All of this revolves around the ‘wealth effect’, which I’ve been harping on recently, and with good reason. It is one of the mechanisms, along with the perception of value of an intrinsically worthless currency, that the powers that be count on to perpetuate the sham that is the global economy in 2013. The goal here is to look at what is really going on and to demonstrate how economic actions are following the perceptions rather than reality. This is an extremely bad prognosis for the future of this country (and the world in general), but extremely good news for the establishment that profits from such actions.
Consumer Spending Increases – Faux Statistics at Their Finest
Directly from the Bloomberg article linked here:
“Household purchases, which account for about 70 percent of the economy, climbed 0.3 percent after a revised 0.2 percent advance in July that was more than previously estimated, the Commerce Department reported today in Washington. The advance in August matched the median forecast of economists in a Bloomberg survey. Incomes rose 0.4 percent, the most in six months.

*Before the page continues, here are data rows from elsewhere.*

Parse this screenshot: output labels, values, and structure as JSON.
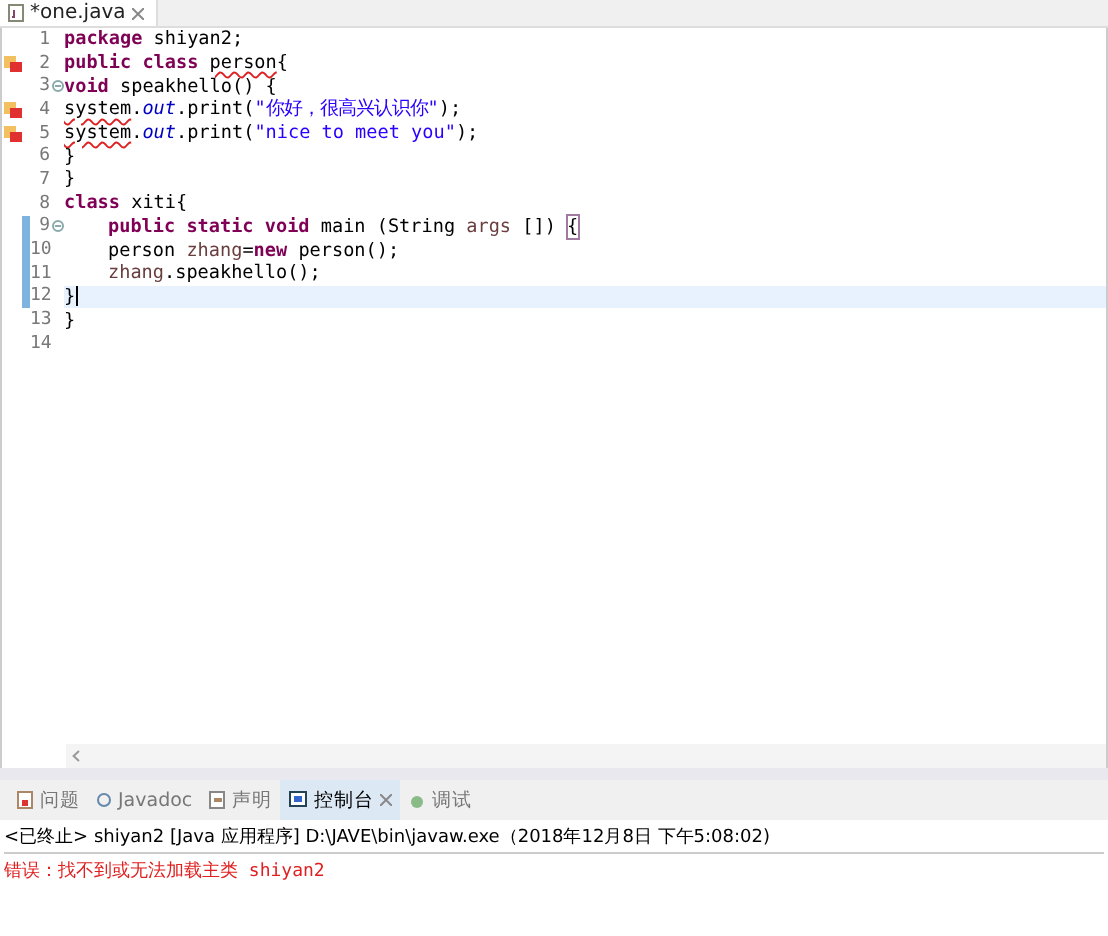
{
  "editor_tab": {
    "title": "*one.java",
    "selected": true
  },
  "lines": [
    {
      "number": "1",
      "error": false,
      "fold": false,
      "changed": false,
      "current": false,
      "indented": false,
      "tokens": [
        {
          "text": "package ",
          "kind": "keyword"
        },
        {
          "text": "shiyan2;",
          "kind": "plain"
        }
      ]
    },
    {
      "number": "2",
      "error": true,
      "fold": false,
      "changed": false,
      "current": false,
      "indented": false,
      "tokens": [
        {
          "text": "public ",
          "kind": "keyword"
        },
        {
          "text": "class ",
          "kind": "keyword"
        },
        {
          "text": "person",
          "kind": "error"
        },
        {
          "text": "{",
          "kind": "plain"
        }
      ]
    },
    {
      "number": "3",
      "error": false,
      "fold": true,
      "changed": false,
      "current": false,
      "indented": false,
      "tokens": [
        {
          "text": "void ",
          "kind": "keyword"
        },
        {
          "text": "speakhello() {",
          "kind": "plain"
        }
      ]
    },
    {
      "number": "4",
      "error": true,
      "fold": false,
      "changed": false,
      "current": false,
      "indented": false,
      "tokens": [
        {
          "text": "system",
          "kind": "error"
        },
        {
          "text": ".",
          "kind": "plain"
        },
        {
          "text": "out",
          "kind": "field"
        },
        {
          "text": ".print(",
          "kind": "plain"
        },
        {
          "text": "\"你好，很高兴认识你\"",
          "kind": "string"
        },
        {
          "text": ");",
          "kind": "plain"
        }
      ]
    },
    {
      "number": "5",
      "error": true,
      "fold": false,
      "changed": false,
      "current": false,
      "indented": false,
      "tokens": [
        {
          "text": "system",
          "kind": "error"
        },
        {
          "text": ".",
          "kind": "plain"
        },
        {
          "text": "out",
          "kind": "field"
        },
        {
          "text": ".print(",
          "kind": "plain"
        },
        {
          "text": "\"nice to meet you\"",
          "kind": "string"
        },
        {
          "text": ");",
          "kind": "plain"
        }
      ]
    },
    {
      "number": "6",
      "error": false,
      "fold": false,
      "changed": false,
      "current": false,
      "indented": false,
      "tokens": [
        {
          "text": "}",
          "kind": "plain"
        }
      ]
    },
    {
      "number": "7",
      "error": false,
      "fold": false,
      "changed": false,
      "current": false,
      "indented": false,
      "tokens": [
        {
          "text": "}",
          "kind": "plain"
        }
      ]
    },
    {
      "number": "8",
      "error": false,
      "fold": false,
      "changed": false,
      "current": false,
      "indented": false,
      "tokens": [
        {
          "text": "class ",
          "kind": "keyword"
        },
        {
          "text": "xiti{",
          "kind": "plain"
        }
      ]
    },
    {
      "number": "9",
      "error": false,
      "fold": true,
      "changed": true,
      "current": false,
      "indented": true,
      "tokens": [
        {
          "text": "public ",
          "kind": "keyword"
        },
        {
          "text": "static ",
          "kind": "keyword"
        },
        {
          "text": "void ",
          "kind": "keyword"
        },
        {
          "text": "main (String ",
          "kind": "plain"
        },
        {
          "text": "args",
          "kind": "variable"
        },
        {
          "text": " []) ",
          "kind": "plain"
        },
        {
          "text": "{",
          "kind": "bracket"
        }
      ]
    },
    {
      "number": "10",
      "error": false,
      "fold": false,
      "changed": true,
      "current": false,
      "indented": true,
      "tokens": [
        {
          "text": "person ",
          "kind": "plain"
        },
        {
          "text": "zhang",
          "kind": "variable"
        },
        {
          "text": "=",
          "kind": "plain"
        },
        {
          "text": "new",
          "kind": "keyword"
        },
        {
          "text": " person();",
          "kind": "plain"
        }
      ]
    },
    {
      "number": "11",
      "error": false,
      "fold": false,
      "changed": true,
      "current": false,
      "indented": true,
      "tokens": [
        {
          "text": "zhang",
          "kind": "variable"
        },
        {
          "text": ".speakhello();",
          "kind": "plain"
        }
      ]
    },
    {
      "number": "12",
      "error": false,
      "fold": false,
      "changed": true,
      "current": true,
      "indented": false,
      "tokens": [
        {
          "text": "}",
          "kind": "plain"
        }
      ]
    },
    {
      "number": "13",
      "error": false,
      "fold": false,
      "changed": false,
      "current": false,
      "indented": false,
      "tokens": [
        {
          "text": "}",
          "kind": "plain"
        }
      ]
    },
    {
      "number": "14",
      "error": false,
      "fold": false,
      "changed": false,
      "current": false
    }
  ],
  "panel_tabs": [
    {
      "label": "问题",
      "kind": "problems",
      "selected": false
    },
    {
      "label": "Javadoc",
      "kind": "javadoc",
      "selected": false
    },
    {
      "label": "声明",
      "kind": "declaration",
      "selected": false
    },
    {
      "label": "控制台",
      "kind": "console",
      "selected": true
    },
    {
      "label": "调试",
      "kind": "debug",
      "selected": false
    }
  ],
  "console": {
    "header": "<已终止> shiyan2 [Java 应用程序] D:\\JAVE\\bin\\javaw.exe（2018年12月8日 下午5:08:02)",
    "lines": [
      {
        "text": "错误：找不到或无法加载主类 shiyan2",
        "kind": "error"
      }
    ]
  }
}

Rising home values, stock market gains, and an improved job market are cushioning the effects of this year’s payroll tax increase and giving households the means to sustain purchases. At the same time, spending growth has shown little momentum since the end of the second quarter.”
What we see above is the ‘wealth effect’ I have hammered so many times in the past. It is not a difficult concept. If people feel secure, they’re more likely to engage in additional spending. The redux here occurs in the fact that there is solid data that points to the fact that people aren’t feeling more secure about their overall situations. In fact, as most data points, more and more people are feeling much less secure. And another thing we have to look at is debt load. The debt load carried by the consumer, after taking a break a few years back, is on the rise again.
What is also disturbing is another trend we’ve been watching develop over the last several decades. I’m going to use car loans as an example, and that is the duration of loans in general. The number of months has increased dramatically from less than 3 years in 1971 to roughly 5 years today. So what? Well, that is a 67% increase in the length of the loan and that means 2 more years of interest payments. This data doesn’t include lease arrangements. These are just outright purchases of new vehicles through finance companies.